Following a nearly two-year-long legal battle, the UK courts have ruled that Nirav Modi, 49, who allegedly defrauded Indian state-run Punjab National Bank (PNB) of $2 billion, will be extradited to India.
Earlier today a UK judge ruled that Modi can be extradited to India, dismissing arguments such as his mental health worsening during the pandemic and the conditions of an Indian prison. "I am satisfied that Nirav Modi's extradition to India is in compliance per human rights," District Judge Samuel Goozee said.
The Judge is satisfied that there is evidence that could lead to a conviction, but that this was a matter for the Indian courts. Reportedly there are clear links between Nirav Modi and other connivers including bank officials in clearing Letters of Undertaking (LoUs) that facilitated huge unpaid loans. "Mr. Modi personally subsequently wrote to PNB acknowledging the debt and promising to repay. The CBI is investigating that Nirav Modi firms were dummy partners," the judge noted. These companies were shadow companies operated by Nirav Modi, he said. "I do not accept that Nirav Modi was involved in legitimate business. I find no genuine transactions and believe there is a process of dishonesty."
The case will now be sent to UK home secretary Priti Patel, who will take a final call on the extradition.
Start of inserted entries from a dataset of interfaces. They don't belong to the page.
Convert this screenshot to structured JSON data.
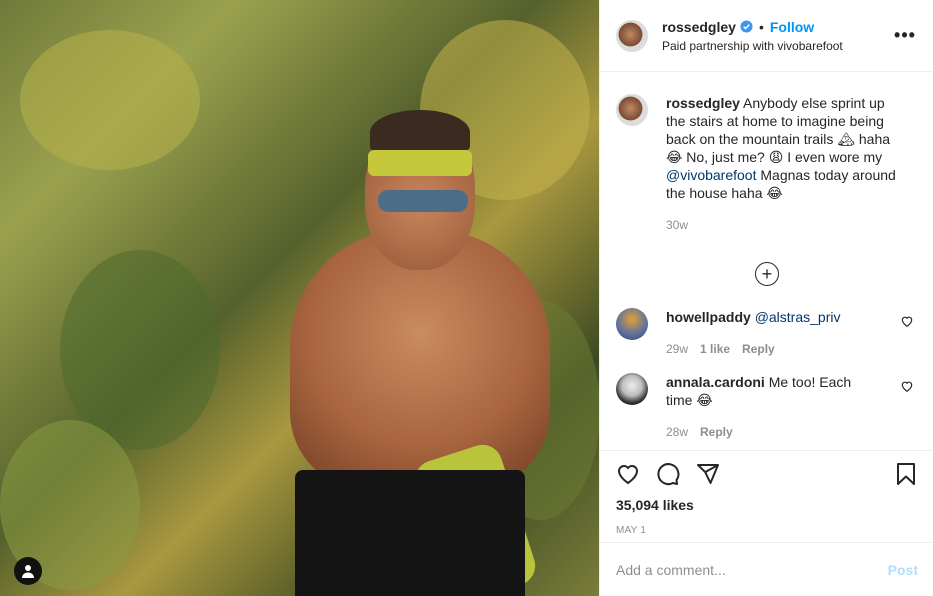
{
  "post": {
    "username": "rossedgley",
    "follow_label": "Follow",
    "dot": "•",
    "partnership": "Paid partnership with vivobarefoot",
    "more_label": "•••"
  },
  "caption": {
    "username": "rossedgley",
    "text_part1": " Anybody else sprint up the stairs at home to imagine being back on the mountain trails 🏔 haha 😂 No, just me? 😩 I even wore my ",
    "mention": "@vivobarefoot",
    "text_part2": " Magnas today around the house haha 😂",
    "time": "30w"
  },
  "load_more_label": "+",
  "comments": [
    {
      "username": "howellpaddy",
      "mention": "@alstras_priv",
      "text": "",
      "time": "29w",
      "likes": "1 like",
      "reply": "Reply"
    },
    {
      "username": "annala.cardoni",
      "mention": "",
      "text": " Me too! Each time 😂",
      "time": "28w",
      "likes": "",
      "reply": "Reply"
    }
  ],
  "stats": {
    "likes": "35,094 likes",
    "date": "MAY 1"
  },
  "compose": {
    "placeholder": "Add a comment...",
    "post_label": "Post"
  },
  "colors": {
    "accent": "#0095f6",
    "post_disabled": "#b2dffc",
    "muted": "#8e8e8e"
  }
}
If the extradition is approved, Nirav Modi will have the option to challenge it in the UK high court.